Posted on 09-08-2012
At first glance, APIs seem like something very technical, and the REST pundits do a good job of maintaining this perspective. Even though at the core of what we currently know as a “web API” there is plenty of tech, web APIs can be much more business than tech--a notion first introduced by Flickr co-founder Caterina Fake when she coined the term BizDev 2.0.
APIs in practice, are a new approach to business development, using a partner or public facing API that allows consumers to sign up, start accessing valueable business assets in a self-service way--allowing a company to scale business development opportunities with fewer human resources.
Developers can start building applications and businesses around a companies assets, utilizing exposed API resources and self-service tools to establish a business relationship on their own. If an API has the necessary technical and business building blocks, and API consumers have a good enough application, there is a an opportunity for finding success without the need for engagement of traditional business development resources.
This process is BizDev 2.0. However, even with this evolution in establishing new business relationships, your company may not be ready for the flood of new relationships and ideas that will flow in through this new API driven environment. If you handle all the aspects of your API correctly, developers build applications, establish successful businesses and get traction on their ideas, they will need additional resources, attention and potentially, incubation.
I’ve been the face of this process several times, only to bring in good ideas, get traction and identify potential value, but when I present these implementations internally...I get well, nothing.
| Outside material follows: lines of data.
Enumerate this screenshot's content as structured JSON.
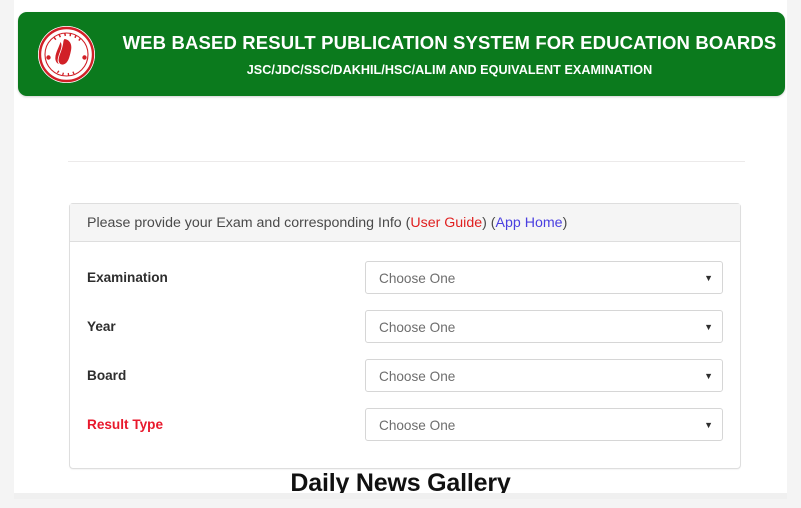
{
  "banner": {
    "logo_icon": "bangladesh-government-emblem-icon",
    "title": "WEB BASED RESULT PUBLICATION SYSTEM FOR EDUCATION BOARDS",
    "subtitle": "JSC/JDC/SSC/DAKHIL/HSC/ALIM AND EQUIVALENT EXAMINATION",
    "background_color": "#0b7a1d",
    "text_color": "#ffffff"
  },
  "form_card": {
    "header": {
      "intro_text": "Please provide your Exam and corresponding Info ",
      "open_paren_1": "(",
      "user_guide_link": "User Guide",
      "close_paren_1": ") ",
      "open_paren_2": "(",
      "app_home_link": "App Home",
      "close_paren_2": ")"
    },
    "rows": [
      {
        "label": "Examination",
        "label_color": "#2e2e2e",
        "select_value": "Choose One",
        "caret_icon": "chevron-down-icon"
      },
      {
        "label": "Year",
        "label_color": "#2e2e2e",
        "select_value": "Choose One",
        "caret_icon": "chevron-down-icon"
      },
      {
        "label": "Board",
        "label_color": "#2e2e2e",
        "select_value": "Choose One",
        "caret_icon": "chevron-down-icon"
      },
      {
        "label": "Result Type",
        "label_color": "#e8192c",
        "select_value": "Choose One",
        "caret_icon": "chevron-down-icon"
      }
    ]
  },
  "gallery": {
    "heading": "Daily News Gallery"
  },
  "colors": {
    "brand_green": "#0b7a1d",
    "accent_red": "#e8192c",
    "link_red": "#e02020",
    "link_blue": "#4a3fe0",
    "page_background": "#f4f4f4",
    "card_header_background": "#f5f5f5",
    "border": "#dedede"
  },
  "icons": {
    "caret": "▼"
  }
}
Companies often don’t have the infrastructure and resources to handle this flow of new business opportunities, even a formal process for saying, “that’s a great idea, we see the value, but we don't have the resources to deal with that right now”, aka no!
If your going to open up a public or private API, you need to make sure you have a proper BizDev 2.0 process for handling new relationships that get traction via your API. This isn’t saying you have to take in every relationship that comes in the door, but you need to have an efficient framework for receiving, evaluating and either accepting as a new relationship or formally declining and providing secondary options for the relationship--one of which can be putting the project back out to the ecosystem, for a crowd-sourced implementation.
Having a formal process, especially one that is transparent will go a long ways in building trust with your developer community. Think of how much different the current Twitter conversation would have been if they had a formal process for handling various business relationships early on? They are just now putting some of this in place, which is good, but much harder to do further down the road.
I don’t care how perfect your technical implementation is, if you don’t have a decent framework for handling the relationships that come in through your API community, developers will lose trust and look elsewhere to build their applicaitons and businesses. Make sure you have thought through the business development 2.0 process for your API, during the initial planning phase.
comments powered by Disqus
Winning in the API Economy
|Download as PDF|
Latest Blog Posts
- Adding The OpenEd API To The API Commons
- PR People For APIs
- I Will Be At API Days in Paris This Week, Will You Be There?
- Government Services Schemas With JSON-LD
- University of California Student Senate Submits Bill Stating Student Information Systems Must Have API
- Generating The Utility APIs I Need For Each Developer Portal
- An API For Your Github GeoJSON Stores
- Server Side API Templates On AWS Cloud Formation And OpenShift
- Hypermedia In The Wild: Amazon AppStream API
- API Search Endpoint Using Solr